All men must die. All stories must end. There must be bad to cancel out the good. Dark fantasy is a very specific subgenre often coupling horror and fantasy themes. It typically takes place in a dismal setting, with an omnipresent gloom or sense of dread lingering in the air. Dark fantasy can be crushing, sobering, and intense. But all of the gloom and dread still does something to captivate and enthrall. Because all of the crushing darkness is countered by a small shred of hope. One hero, one group of people, or one idea. It’s the long shot we like; the horse with the worst odds and the highest payout.
It’s also one of the most unforgiving. Game of Thrones in particular is infamous for its cold disposal of main characters left and right. No heroes are safe, and no one gets out alive, especially in the great conflict for the Iron Throne.
Dark fantasy offers a few unique possibilities for storytelling. A mixture of horror and dread especially serves to draw out unique responses and actions from the characters involved. Trauma and despair effect people in different ways, and seeing their reactions to hardship both reflects our own thoughts and tendencies while also keeping the small, faint light of hope alive.
Naturally, video games have long embraced dark fantasy and used it to craft memorable worlds. To celebrate the upcoming returns of Game of Thrones and Dark Souls, here’s a look at some standout games embracing dark fantasy to great effect.
The Legend of Zelda: Majora’s Mask
One of the more divisive Legend of Zelda games, Majora’s Mask is dark, twisted journey in a doomed world. Filled with the imagery of death and cataclysm, it’s an eerie and notable part of Nintendo’s beloved franchise because of its very distinct tone and style.

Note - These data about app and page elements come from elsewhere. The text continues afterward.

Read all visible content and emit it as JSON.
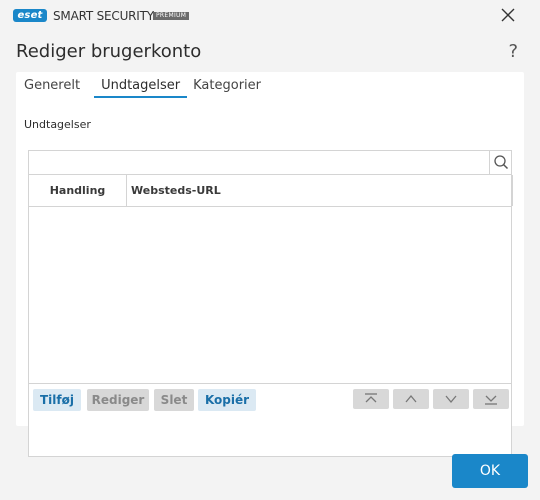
{
  "titlebar": {
    "logo_text": "eset",
    "product_name": "SMART SECURITY",
    "edition": "PREMIUM",
    "close_icon": "close-icon"
  },
  "dialog": {
    "title": "Rediger brugerkonto",
    "help_label": "?"
  },
  "tabs": [
    {
      "label": "Generelt",
      "active": false
    },
    {
      "label": "Undtagelser",
      "active": true
    },
    {
      "label": "Kategorier",
      "active": false
    }
  ],
  "section_label": "Undtagelser",
  "search": {
    "value": "",
    "placeholder": "",
    "icon": "search-icon"
  },
  "table": {
    "columns": [
      "Handling",
      "Websteds-URL"
    ],
    "rows": []
  },
  "toolbar": {
    "add_label": "Tilføj",
    "edit_label": "Rediger",
    "delete_label": "Slet",
    "copy_label": "Kopiér",
    "move_icons": [
      "move-to-top-icon",
      "move-up-icon",
      "move-down-icon",
      "move-to-bottom-icon"
    ]
  },
  "footer": {
    "ok_label": "OK"
  },
  "colors": {
    "accent": "#1a87c9",
    "background": "#f3f3f3",
    "panel": "#ffffff",
    "button_enabled_bg": "#dbe9f3",
    "button_disabled_bg": "#d8d8d8"
  }
}
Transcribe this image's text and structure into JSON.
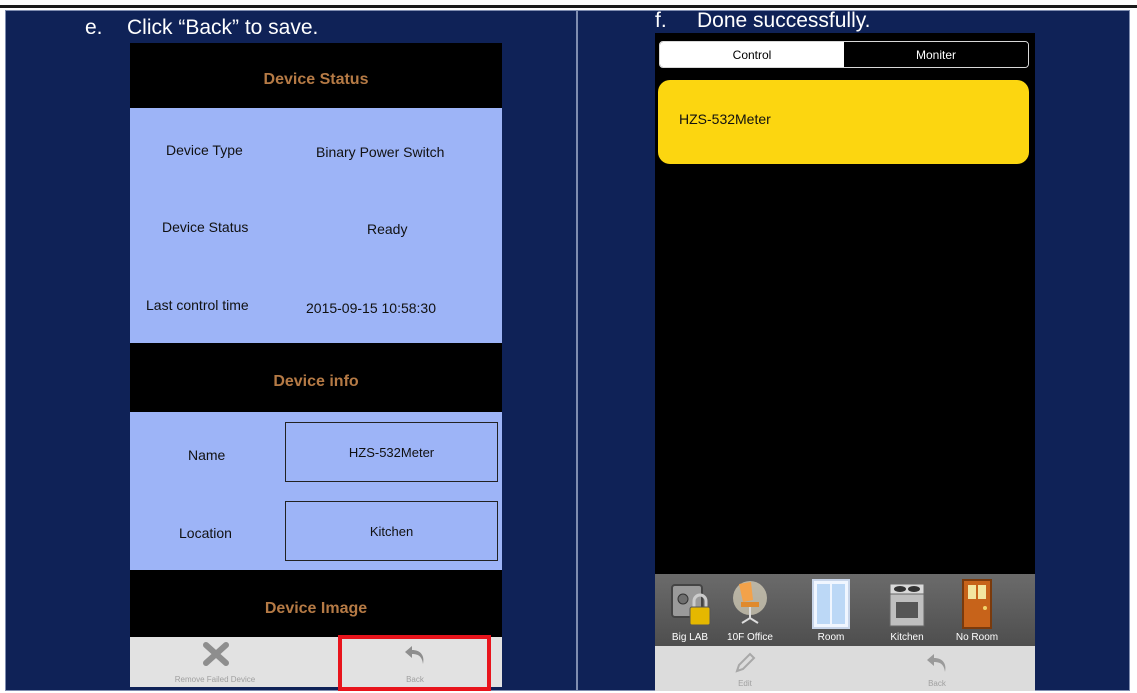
{
  "left_panel": {
    "step_letter": "e.",
    "step_text": "Click “Back” to save.",
    "device_status": {
      "header": "Device Status",
      "rows": [
        {
          "label": "Device Type",
          "value": "Binary Power Switch"
        },
        {
          "label": "Device Status",
          "value": "Ready"
        },
        {
          "label": "Last control time",
          "value": "2015-09-15 10:58:30"
        }
      ]
    },
    "device_info": {
      "header": "Device info",
      "name_label": "Name",
      "name_value": "HZS-532Meter",
      "location_label": "Location",
      "location_value": "Kitchen"
    },
    "device_image_header": "Device Image",
    "toolbar": {
      "remove_label": "Remove Failed Device",
      "back_label": "Back"
    },
    "highlight_color": "#e8141c"
  },
  "right_panel": {
    "step_letter": "f.",
    "step_text": "Done successfully.",
    "tabs": [
      {
        "label": "Control",
        "active": true
      },
      {
        "label": "Moniter",
        "active": false
      }
    ],
    "device_card": {
      "name": "HZS-532Meter",
      "color": "#fcd610"
    },
    "rooms": [
      {
        "label": "Big LAB",
        "icon": "safe-lock-icon"
      },
      {
        "label": "10F Office",
        "icon": "office-chair-icon"
      },
      {
        "label": "Room",
        "icon": "window-icon"
      },
      {
        "label": "Kitchen",
        "icon": "stove-icon"
      },
      {
        "label": "No Room",
        "icon": "door-icon"
      }
    ],
    "toolbar": {
      "edit_label": "Edit",
      "back_label": "Back"
    }
  }
}
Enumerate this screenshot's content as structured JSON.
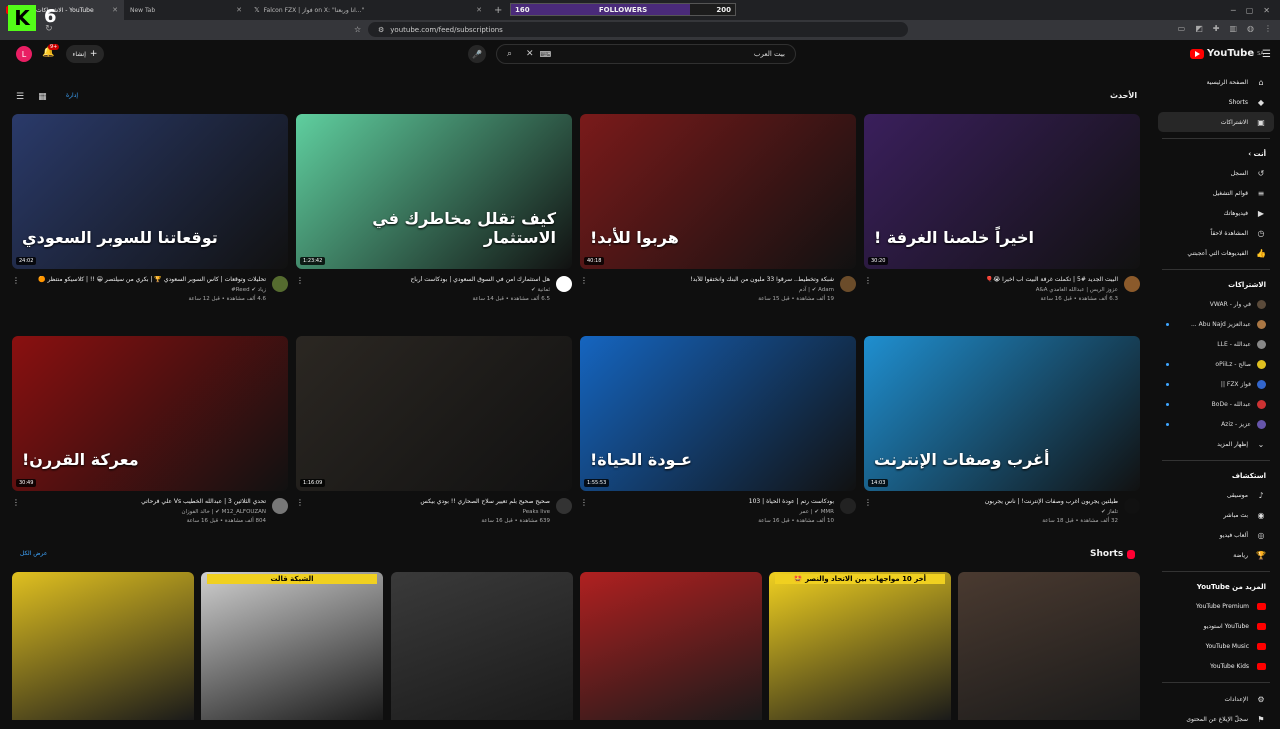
{
  "browser": {
    "tabs": [
      {
        "label": "(135) الاشتراكات - YouTube",
        "active": true
      },
      {
        "label": "New Tab",
        "active": false
      },
      {
        "label": "Falcon FZX | فواز on X: \"انا وربعنا...\"",
        "active": false
      }
    ],
    "url": "youtube.com/feed/subscriptions"
  },
  "overlay": {
    "kick_logo": "K",
    "kick_count": "6",
    "followers_label": "FOLLOWERS",
    "followers_current": "160",
    "followers_goal": "200",
    "followers_progress": 0.8
  },
  "header": {
    "avatar_letter": "L",
    "notification_count": "9+",
    "create_label": "إنشاء",
    "search_text": "بيت العرب",
    "logo_text": "YouTube",
    "logo_region": "SA"
  },
  "feed": {
    "latest_label": "الأحدث",
    "manage_label": "إدارة",
    "videos": [
      {
        "title": "البيت الجديد #5 | تكملت غرفة البيت اب اخيرا 😭🎈",
        "channel": "عزوز الريس | عبدالله الغامدي A&A",
        "stats": "6.3 ألف مشاهدة • قبل 16 ساعة",
        "duration": "30:20",
        "thumb_text": "اخيراً خلصنا الغرفة !",
        "thumb_color": "#3a1f5c",
        "avatar_color": "#8b5a2b"
      },
      {
        "title": "شبكة وتخطيط.. سرقوا 33 مليون من البنك وانختفوا للأبد!",
        "channel": "Adam ✔ | آدم",
        "stats": "19 ألف مشاهدة • قبل 15 ساعة",
        "duration": "40:18",
        "thumb_text": "هربوا للأبد!",
        "thumb_color": "#7a1a1a",
        "avatar_color": "#6b4c2a"
      },
      {
        "title": "هل استثمارك آمن في السوق السعودي | بودكاست أرباح",
        "channel": "ثمانية ✔",
        "stats": "6.5 ألف مشاهدة • قبل 14 ساعة",
        "duration": "1:23:42",
        "thumb_text": "كيف تقلل مخاطرك في الاستثمار",
        "thumb_color": "#5fcf9f",
        "avatar_color": "#ffffff"
      },
      {
        "title": "تحليلات وتوقعات | كأس السوبر السعودي 🏆 | بكري من سيلتصر 😀 !! | كلاسيكو منتظر 🟠",
        "channel": "زياد ✔ Reed#",
        "stats": "4.6 ألف مشاهدة • قبل 12 ساعة",
        "duration": "24:02",
        "thumb_text": "توقعاتنا للسوبر السعودي",
        "thumb_color": "#2a3a6a",
        "avatar_color": "#556b2f"
      },
      {
        "title": "طيلتين يجربون أغرب وصفات الإنترنت! | ناس يجربون",
        "channel": "تلفاز ✔",
        "stats": "32 ألف مشاهدة • قبل 18 ساعة",
        "duration": "14:03",
        "thumb_text": "أغرب وصفات الإنترنت",
        "thumb_color": "#1f8fd0",
        "avatar_color": "#111111"
      },
      {
        "title": "بودكاست رتم | عودة الحياة | 103",
        "channel": "MMR ✔ | عمر",
        "stats": "10 ألف مشاهدة • قبل 16 ساعة",
        "duration": "1:55:53",
        "thumb_text": "عـودة الحياة!",
        "thumb_color": "#1565c0",
        "avatar_color": "#222222"
      },
      {
        "title": "صحيح صحيح بلم تعيير سلاح الصحاري !! بودي بيكس",
        "channel": "Peaks live",
        "stats": "639 مشاهدة • قبل 16 ساعة",
        "duration": "1:16:09",
        "thumb_text": "",
        "thumb_color": "#2b2722",
        "avatar_color": "#333333"
      },
      {
        "title": "تحدي الثلاثين 3 | عبدالله الخطيب Vs علي فرحاتي",
        "channel": "M12_ALFOUZAN ✔ | خالد الفوزان",
        "stats": "804 ألف مشاهدة • قبل 16 ساعة",
        "duration": "30:49",
        "thumb_text": "معركة القررن!",
        "thumb_color": "#8a1010",
        "avatar_color": "#777777"
      }
    ],
    "shorts_label": "Shorts",
    "show_all_label": "عرض الكل",
    "shorts": [
      {
        "thumb_color": "#e0c020",
        "text": ""
      },
      {
        "thumb_color": "#cfcfcf",
        "text": "الشبكة قالت"
      },
      {
        "thumb_color": "#3a3a3a",
        "text": ""
      },
      {
        "thumb_color": "#b02020",
        "text": ""
      },
      {
        "thumb_color": "#f0d020",
        "text": "أخر 10 مواجهات بين الاتحاد والنصر 🤩"
      },
      {
        "thumb_color": "#4a3a30",
        "text": ""
      }
    ]
  },
  "sidebar": {
    "nav": [
      {
        "label": "الصفحة الرئيسية",
        "icon": "⌂"
      },
      {
        "label": "Shorts",
        "icon": "◆"
      },
      {
        "label": "الاشتراكات",
        "icon": "▣",
        "active": true
      }
    ],
    "you_label": "أنت ›",
    "you_items": [
      {
        "label": "السجل",
        "icon": "↺"
      },
      {
        "label": "قوائم التشغيل",
        "icon": "≡"
      },
      {
        "label": "فيديوهاتك",
        "icon": "▶"
      },
      {
        "label": "المشاهدة لاحقاً",
        "icon": "◷"
      },
      {
        "label": "الفيديوهات التي أعجبتني",
        "icon": "👍"
      }
    ],
    "subs_label": "الاشتراكات",
    "subs": [
      {
        "label": "في وار - VWAR",
        "color": "#5a4a3a",
        "dot": false
      },
      {
        "label": "عبدالعزيز Abu Najd ...",
        "color": "#aa7744",
        "dot": true
      },
      {
        "label": "عبدالله - LLE",
        "color": "#888888",
        "dot": false
      },
      {
        "label": "صالح - oPiiLz",
        "color": "#e0c020",
        "dot": true
      },
      {
        "label": "فواز FZX ||",
        "color": "#3366cc",
        "dot": true
      },
      {
        "label": "عبدالله - BoDe",
        "color": "#cc3333",
        "dot": true
      },
      {
        "label": "عزيز - Aziz",
        "color": "#6655aa",
        "dot": true
      }
    ],
    "show_more_label": "إظهار المزيد",
    "explore_label": "استكشاف",
    "explore_items": [
      {
        "label": "موسيقى",
        "icon": "♪"
      },
      {
        "label": "بث مباشر",
        "icon": "◉"
      },
      {
        "label": "ألعاب فيديو",
        "icon": "◎"
      },
      {
        "label": "رياضة",
        "icon": "🏆"
      }
    ],
    "more_label": "المزيد من YouTube",
    "more_items": [
      {
        "label": "YouTube Premium"
      },
      {
        "label": "YouTube استوديو"
      },
      {
        "label": "YouTube Music"
      },
      {
        "label": "YouTube Kids"
      }
    ],
    "settings_label": "الإعدادات",
    "report_label": "سجلّ الإبلاغ عن المحتوى"
  }
}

That's probably why it’s so divisive. Whereas other Zelda games take place in bright worlds popping with light, airy color, Majora’s Mask is a setting awash with dark tints and ominous colors, its scenery filled with bizarre features and a garish moon staring menacingly at a world in fear. It’s evocative; a fear of impending failure adding weight to the one person likely to be the world’s savior from destruction. Every ounce of the world’s weight is placed solely on his shoulders, giving each of Link’s actions a greater amount of importance than before.
A series so dark, they included it in the name. Really, you can take your pick of ay entry in the Dark Souls series, because all of them are practically a master class in crafting a dark, fantastical world.
Dark Souls as a series is all about despair, every inch of its ruined buildings and vicious bosses practically shouting taunts at a player’s character. “Come and try to defeat us. Your world is doomed, and no sword can save it, no matter how sharp it might be.”
Which is probably a large part of why it resonates with players. When they’re able to take on wicked, unforgiving bosses and come out victorious, they’ve proven their worth and validated their position as the unlikely hero of this world.
Bloodborne also deserves a notable mention here, since it takes dark fantasy in a different direction by borrowing Lovecraftian themes and weaving them into a bleak, gothic world filled with decay. It jut doesn’t get much darker than that.
A fantasy game combining elements of gothic horror and classic monster movies, Castlevania is one of the earliest video games to embrace dark fantasy and make it into something all its own.
It’s different from other types of dark fantasy, thanks largely in part to its adherence to more classic tropes found in old vampire movies and books. But the trappings are all there, and taking on hordes of baddies in haunted mansions while combating a greater evil is amazingly satisfying, especially when you’re one of the few good guys around able to do anything to stop it.
Darkest Dungeon/Dragon Age: Inquisition
Both of these dark fantasy games have one thing in common: they focus heavily on the characters and how the world’s conflict has taken a toll on them.
This is seen in a very blatant way in Darkest Dungeon, where characters can be affected in numerous ways that can either break or dominate in battle. Watching people deal with the aftermath of dealing with horrible creatures in equally horrible situations sheds an interesting light on the ways we’re harmed or left changed in some way by trauma.
Dragon Age: Inquisition has similar ideas, but it approaches them in a more personable way. Relationships are an important element of most BioWare properties, so a large focus of the story is built upon how characters deal with the weight of cataclysmic destruction and continue pressing forward through hardship. It strikes a neat balance that not only causes the story to have more depth, but also leaves lasting impressions on the player long after the final boss is defeated.
Cassidee Moser posted a new article, Game of Thrones, Dark Souls, and the Magic of Dark Fantasy
I never really thought of dragon age inquisition as part of dark fantasy, but maybe with some better writing. It seemed too generic imo
the whole dragon age series was heavily influenced by Game of Thrones. I definitely would agree that it's "dark fantasy", especially game #1
I'm saying about DA I though. I just felt it had a dark overtone, but nothing felt very dramatic to me. Never got to play DA 1/2